Like a beautiful and mysterious woman, who also knows a thing or two about people and the world, South Carolina creates her own admirers and teaches them exactly how to love her best. Her landscapes – some sandy, some sultry, some steep and all lush – are only forbidden to the timid and the careless. But to the attentive and fearless, all her weathers, even summer thunderstorms, become opportunities for admiration and affection.
Luckily, SC’s best admirers do not want to keep her all to themselves. They gladly share their insights and teach what they know, creating disciples and training protégés in the art and science of admiring the state’s environmental diversity and depth.
South Carolina naturalists, both professional and amateur, gather at the Back to Nature celebration every May hosted by the Edisto Island Open Land Trust. This year, participants studied the birds, butterflies and blossoms of South Carolina. Dr. Richard Porcher stalked wildflowers; Dr. Sidney Gauthreaux revealed the island’s glorious diversity of shorebirds, seabirds and songbirds; and Dr. Dennis Forsythe successfully chased butterflies to the delight of an enthusiastic group. The land trust, which made this possible, hosts the Tomato Open Golf Tournament on June 26, giving all another opportunity to support their good work.
State and County Parks as well as National Forests also host events in which participants can explore the landscape or seascape with an experienced naturalist. The Sewee Center at Francis Marion National Forest regularly invites experts like Richard Porcher and Ollie Buckles to lead hikes. Charleston County Parks currently hosts a Master Naturalist sampler course. And Perry Nugent creates wide-eyed birding enthusiasts every Wednesday and Saturday morning at Caw Caw Interpretive Center.
South Carolina graciously receives the devoted armchair naturalist as well. For the backyard bird lover, Wild Birds Unlimited offers materials, tips and short classes, links to help you identify a bird by sight and song.
The SC Native Plant Society, a consortium of knowledgeable experts who protect South Carolina’s native plant species through education and field work, are also eager to help you identify that mystery plant in your yard that you love, but never could name.
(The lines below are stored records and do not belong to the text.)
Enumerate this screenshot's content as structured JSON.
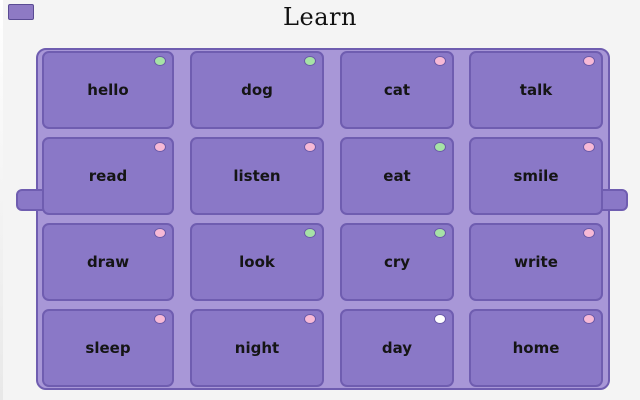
{
  "header": {
    "title": "Learn"
  },
  "colors": {
    "pink": "#f7b9d6",
    "green": "#a6e3a6",
    "white": "#ffffff"
  },
  "cards": [
    {
      "word": "hello",
      "dot": "green"
    },
    {
      "word": "dog",
      "dot": "green"
    },
    {
      "word": "cat",
      "dot": "pink"
    },
    {
      "word": "talk",
      "dot": "pink"
    },
    {
      "word": "read",
      "dot": "pink"
    },
    {
      "word": "listen",
      "dot": "pink"
    },
    {
      "word": "eat",
      "dot": "green"
    },
    {
      "word": "smile",
      "dot": "pink"
    },
    {
      "word": "draw",
      "dot": "pink"
    },
    {
      "word": "look",
      "dot": "green"
    },
    {
      "word": "cry",
      "dot": "green"
    },
    {
      "word": "write",
      "dot": "pink"
    },
    {
      "word": "sleep",
      "dot": "pink"
    },
    {
      "word": "night",
      "dot": "pink"
    },
    {
      "word": "day",
      "dot": "white"
    },
    {
      "word": "home",
      "dot": "pink"
    }
  ]
}
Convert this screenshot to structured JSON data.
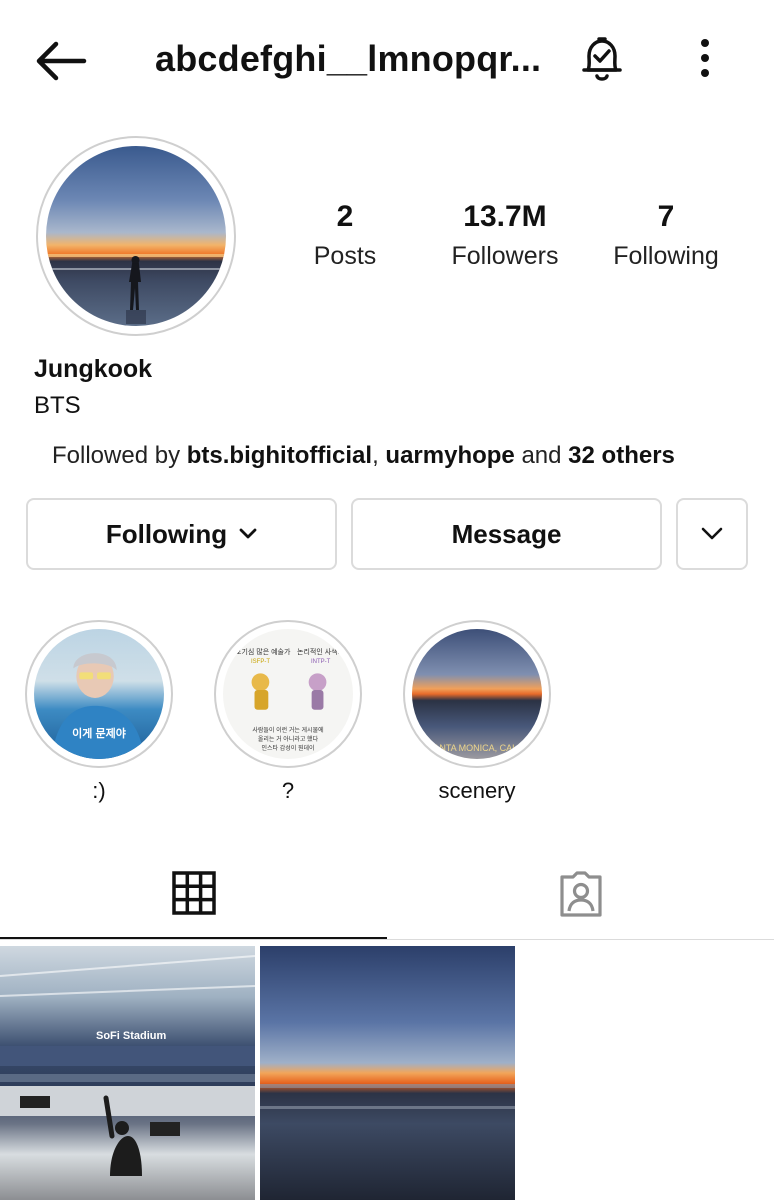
{
  "header": {
    "username": "abcdefghi__lmnopqr...",
    "icons": {
      "back": "arrow-left-icon",
      "notifications": "bell-check-icon",
      "more": "more-vertical-icon"
    }
  },
  "profile": {
    "name": "Jungkook",
    "bio": "BTS",
    "stats": [
      {
        "value": "2",
        "label": "Posts"
      },
      {
        "value": "13.7M",
        "label": "Followers"
      },
      {
        "value": "7",
        "label": "Following"
      }
    ],
    "followed_by": {
      "prefix": "Followed by ",
      "user1": "bts.bighitofficial",
      "sep": ", ",
      "user2": "uarmyhope",
      "and": " and ",
      "others": "32 others"
    }
  },
  "actions": {
    "following_label": "Following",
    "message_label": "Message"
  },
  "highlights": [
    {
      "label": ":)",
      "inner_text": "이게 문제야"
    },
    {
      "label": "?",
      "top_left": "호기심 많은 예술가",
      "top_right": "논리적인 사색가",
      "tag_left": "ISFP-T",
      "tag_right": "INTP-T",
      "line1": "사람들이 이런 거는 게시물에",
      "line2": "올리는 거 아니라고 했다",
      "line3": "인스타 감성이 뭔데이"
    },
    {
      "label": "scenery",
      "inner_text": "SANTA MONICA, CALIF."
    }
  ],
  "tabs": {
    "grid_icon": "grid-icon",
    "tagged_icon": "tagged-person-icon"
  },
  "posts": [
    {
      "overlay_text": "SoFi Stadium"
    },
    {
      "overlay_text": ""
    }
  ]
}
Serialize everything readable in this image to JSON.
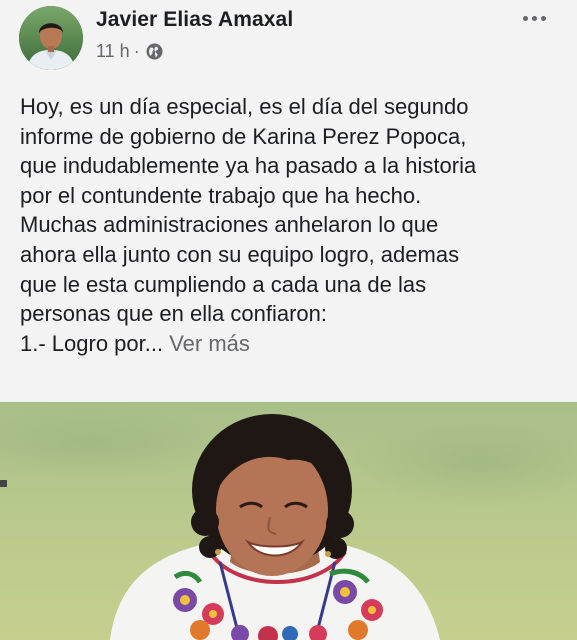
{
  "post": {
    "author": "Javier Elias Amaxal",
    "time": "11 h",
    "separator": "·",
    "privacy_icon": "globe-icon",
    "more_icon": "more-options-icon",
    "text_lines": [
      "Hoy, es un día especial, es el día del segundo",
      "informe de gobierno de Karina Perez Popoca,",
      "que indudablemente ya ha pasado a la historia",
      "por el contundente trabajo que ha hecho.",
      "Muchas administraciones anhelaron lo que",
      "ahora ella junto con su equipo logro, ademas",
      "que le esta cumpliendo a cada una de las",
      "personas que en ella confiaron:",
      "1.- Logro por..."
    ],
    "see_more": "Ver más"
  },
  "colors": {
    "background": "#f3f3f3",
    "text": "#1c1e21",
    "secondary_text": "#65676b"
  }
}
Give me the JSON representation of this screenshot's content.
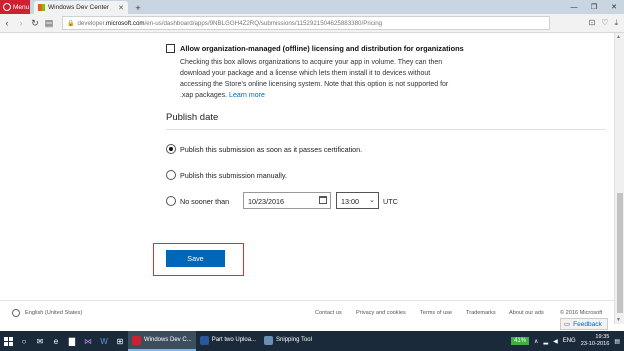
{
  "browser": {
    "menu_label": "Menu",
    "tab_title": "Windows Dev Center",
    "url_prefix": "developer.",
    "url_host": "microsoft.com",
    "url_path": "/en-us/dashboard/apps/9NBLGGH4Z2RQ/submissions/1152921504625883380/Pricing"
  },
  "licensing": {
    "checkbox_label": "Allow organization-managed (offline) licensing and distribution for organizations",
    "description": "Checking this box allows organizations to acquire your app in volume. They can then download your package and a license which lets them install it to devices without accessing the Store's online licensing system. Note that this option is not supported for .xap packages.",
    "learn_more": "Learn more"
  },
  "publish": {
    "title": "Publish date",
    "option_asap": "Publish this submission as soon as it passes certification.",
    "option_manual": "Publish this submission manually.",
    "option_no_sooner": "No sooner than",
    "date_value": "10/23/2016",
    "time_value": "13:00",
    "timezone": "UTC",
    "selected": "asap"
  },
  "actions": {
    "save_label": "Save"
  },
  "footer": {
    "language": "English (United States)",
    "links": [
      "Contact us",
      "Privacy and cookies",
      "Terms of use",
      "Trademarks",
      "About our ads"
    ],
    "copyright": "© 2016 Microsoft",
    "feedback": "Feedback"
  },
  "taskbar": {
    "apps": [
      {
        "label": "Windows Dev C...",
        "active": true
      },
      {
        "label": "Part  two Uploa...",
        "active": false
      },
      {
        "label": "Snipping Tool",
        "active": false
      }
    ],
    "battery": "41%",
    "language": "ENG",
    "time": "19:35",
    "date": "23-10-2016"
  },
  "colors": {
    "accent": "#0067b8",
    "highlight_outline": "#e03030",
    "taskbar": "#1b2a3a"
  }
}
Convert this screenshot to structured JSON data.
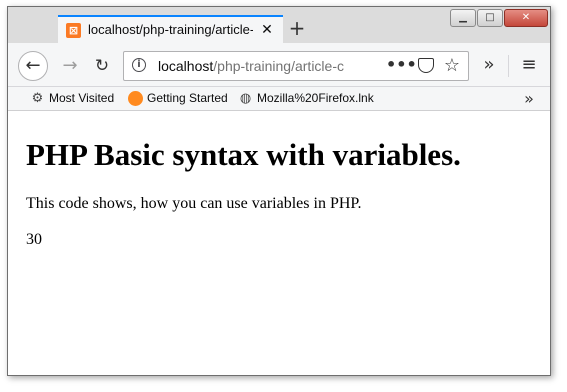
{
  "browser": {
    "tab": {
      "title": "localhost/php-training/article-c",
      "favicon": "xampp-icon",
      "close_glyph": "✕"
    },
    "new_tab_glyph": "+",
    "window_controls": {
      "minimize": "▁",
      "maximize": "□",
      "close": "✕"
    },
    "nav": {
      "back": "←",
      "forward": "→",
      "reload": "↻"
    },
    "url": {
      "host": "localhost",
      "path": "/php-training/article-c"
    },
    "page_actions": {
      "more": "•••",
      "pocket": "♥",
      "bookmark": "☆"
    },
    "overflow": "»",
    "menu": "≡",
    "bookmarks": [
      {
        "label": "Most Visited",
        "icon": "gear-icon",
        "glyph": "⚙"
      },
      {
        "label": "Getting Started",
        "icon": "firefox-icon",
        "glyph": "●"
      },
      {
        "label": "Mozilla%20Firefox.lnk",
        "icon": "globe-icon",
        "glyph": "🌐"
      }
    ],
    "bookmarks_more": "»",
    "colors": {
      "tab_accent": "#0a84ff",
      "favicon": "#fb7a24"
    }
  },
  "page": {
    "heading": "PHP Basic syntax with variables.",
    "paragraph": "This code shows, how you can use variables in PHP.",
    "output": "30"
  }
}
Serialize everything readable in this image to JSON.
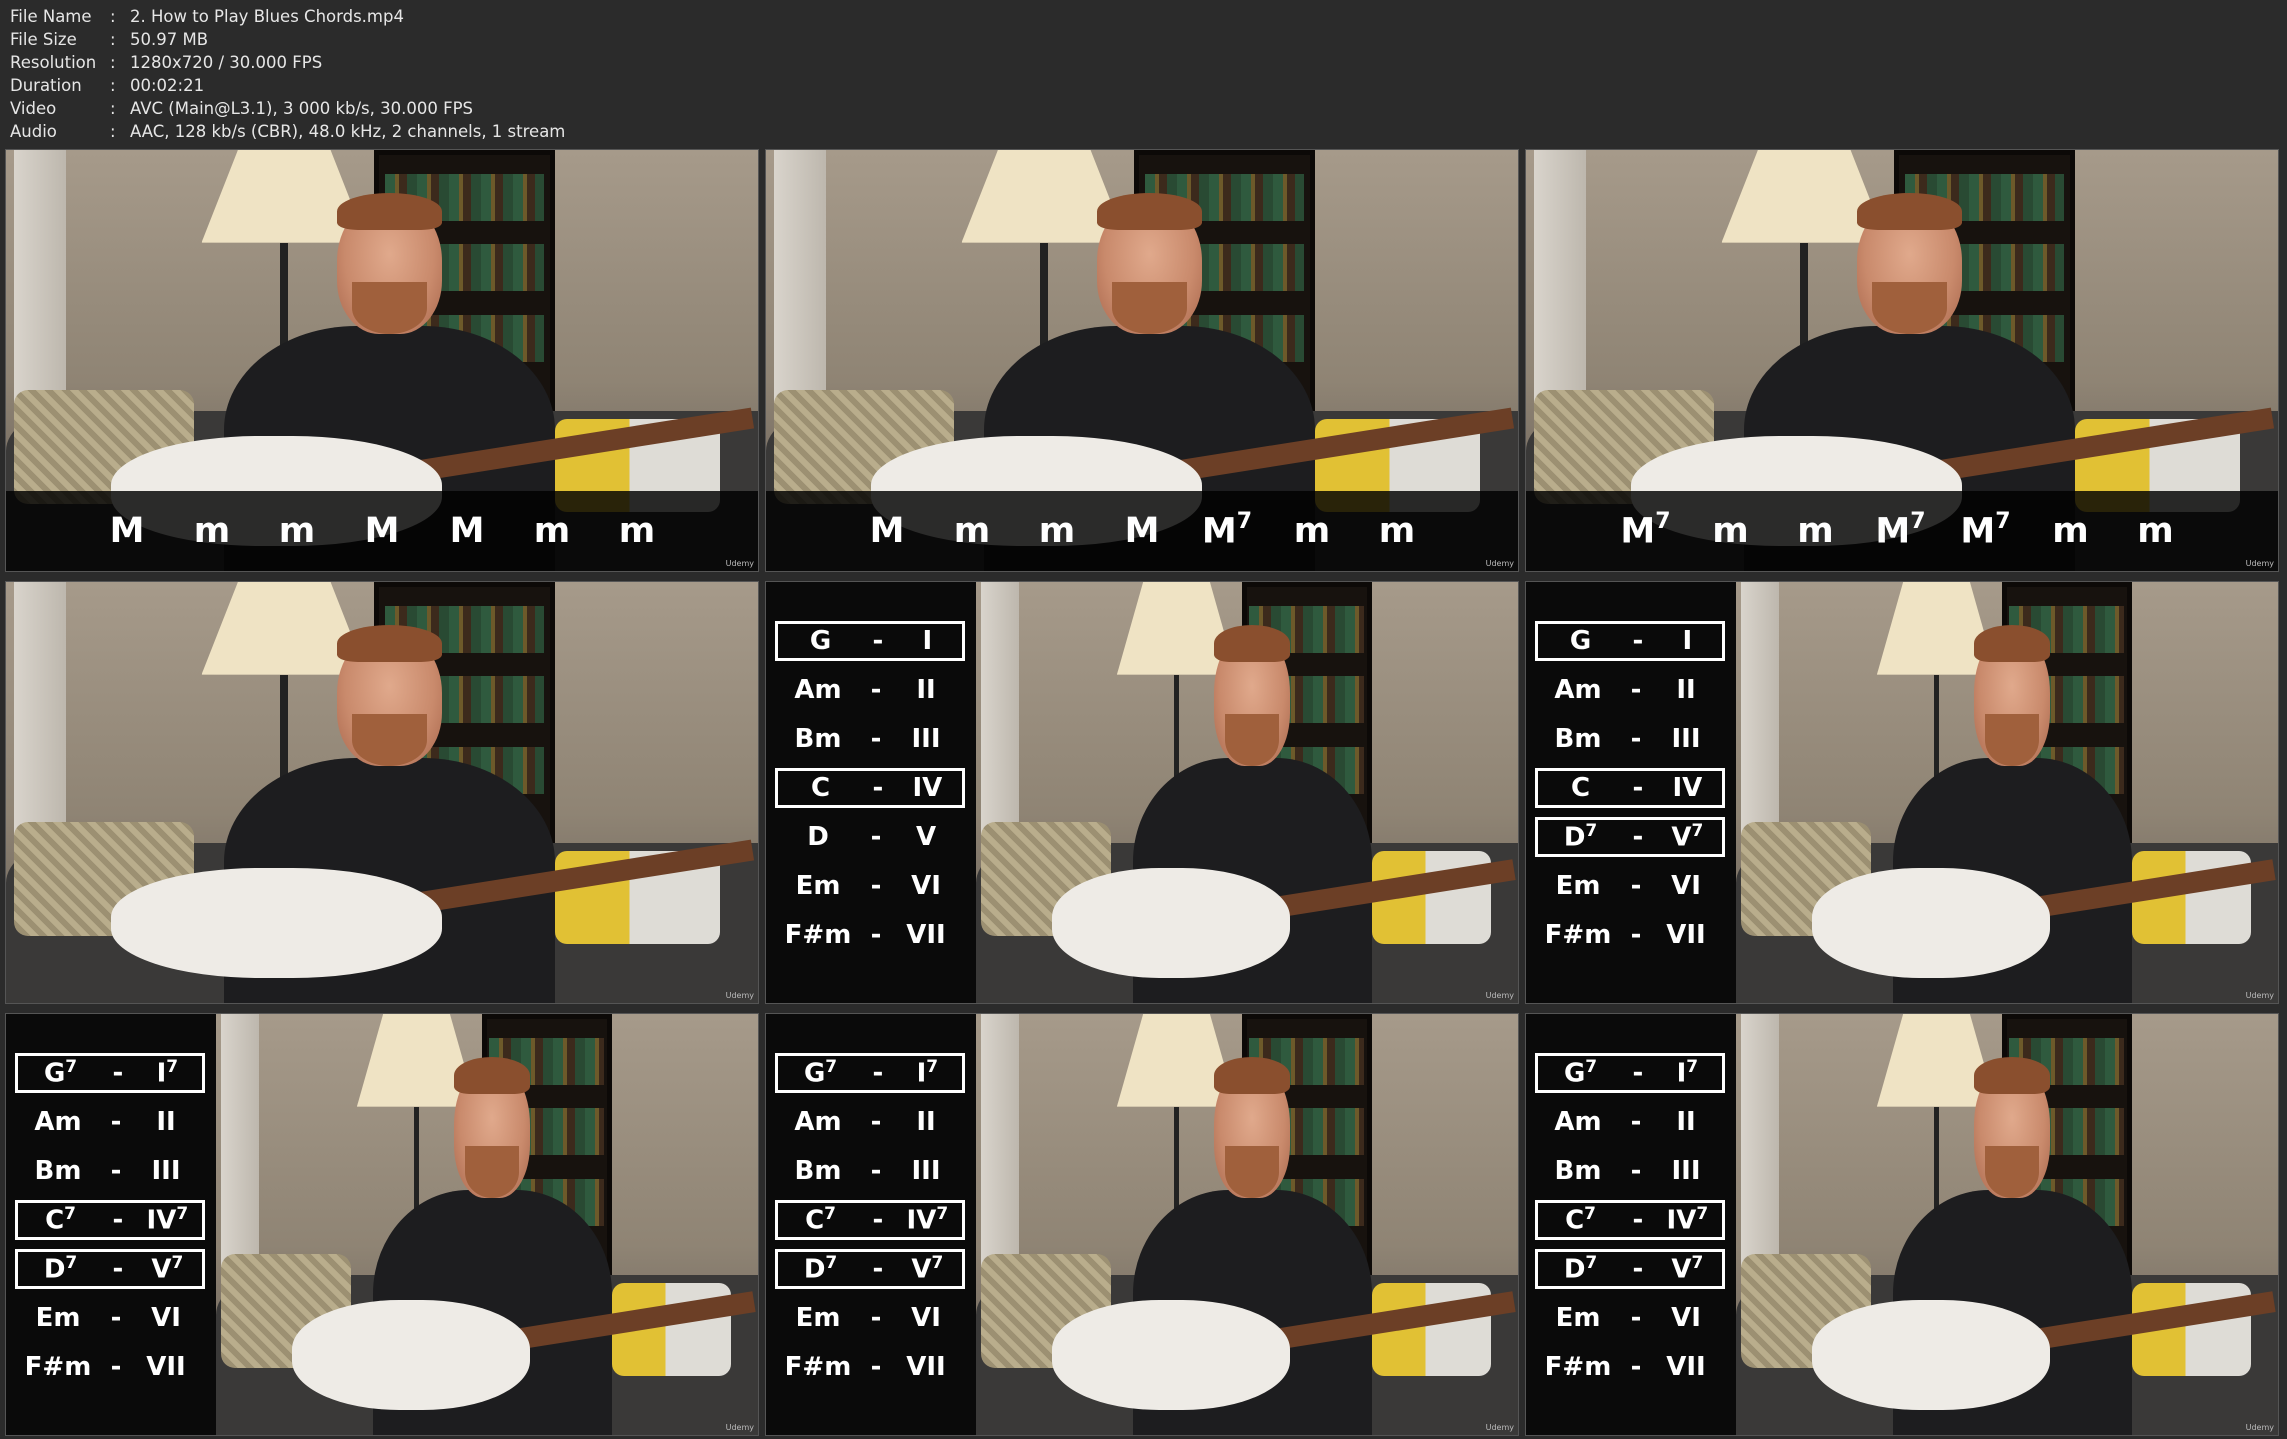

Simply take a photo and send it in, and their expert will not only tell you its name but where it came from and how to care for it. You can even try and stump him, because like any good lover of nature, he enjoys the challenge.
True admirers know that South Carolina’s beauty is not only worth admiration, but worth fighting for and protecting. The state’s rangers and naturalists such as Nugent, Porcher, Gauthreux, Buckles, Forsythe, and all the amateurs who gather to learn from them form a wide-eyed and open-hearted troupe of peace-makers, those who understand the ethical imperative of human’s interconnectedness with the natural world. Politics notwithstanding, these folks are the true ambassadors of the state, modeling an attitude of loving attention the world, and human survival, requires.